When I was in basic training, I had some interesting times. Let me share one of them:

We were done at the firing range one day, and our platoon leader had something he had to do so he asked a Warrant Officer to march us back to the barracks.

A few of us realized that this Officer had no idea on how to lead a group in a march. So before he brought us to attention we whispered among us that we were going to follow his commands only if the were Army commands.

He told us to start marching. We froze. He ordered us to start marching. Still no movement. Finally another platoon leader came over to help him, by saying, “Company attention! Forward march! ” We started marching. We were going along OK until he saw that we were marching towards a boat ramp. He yelled, “Stop!” We kept marching. He screamed, “Stop now.” We kept marching. The front of the group was starting into the water! The frustrated officer finally screamed for help, and a Army soldier came over and yelled, “Company Halt!” We stopped, and then he yelled, “About face.'” We turned the other way, and he said “Forward march.!” By this time there were many of the platoon swimming in the water, laughing their heads off. We decided that was enough torture for the officer, and obeyed all of his commands after that.

The next morning when we were in formation, the company commander came out and scolded us for our adventure, and started laughing on his way back to his office.

I have many other stories like this in my up coming book called, “Signs of Hope for the Military: In and Out of the Trenches of life.” I am almost finished. I will keep you posted.

Have you been deployed, and had a bad experience. Did you get PTSD, TMI, Depression, etc.

You are not alone. Be strong, and know that many veterans read this blog, and are in the same boat with you. Just tell us about it and we have your six. Use the comment section below to do that. No need to say your name.

This blog has about 8,000 followers. That is because veterans can come here and find hope.

If you like what you see, please subscribe, by clicking on the icon at the top of this page. When you do you will receive any future posts right in your inbox.

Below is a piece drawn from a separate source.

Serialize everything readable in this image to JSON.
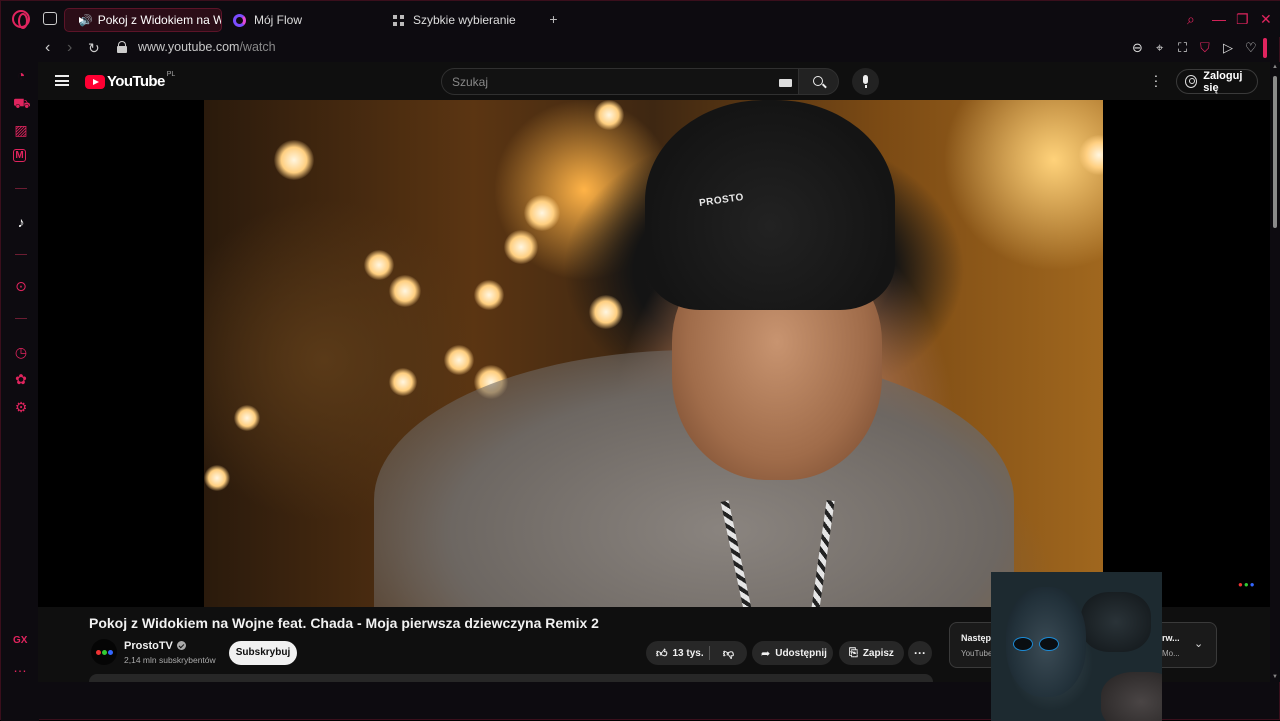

Please let other veterans know about this site who you think may benefit from it.

Remember:

You are never alone.

You are never forsaken.

You are never unloved.

And above all….never, ever, give up!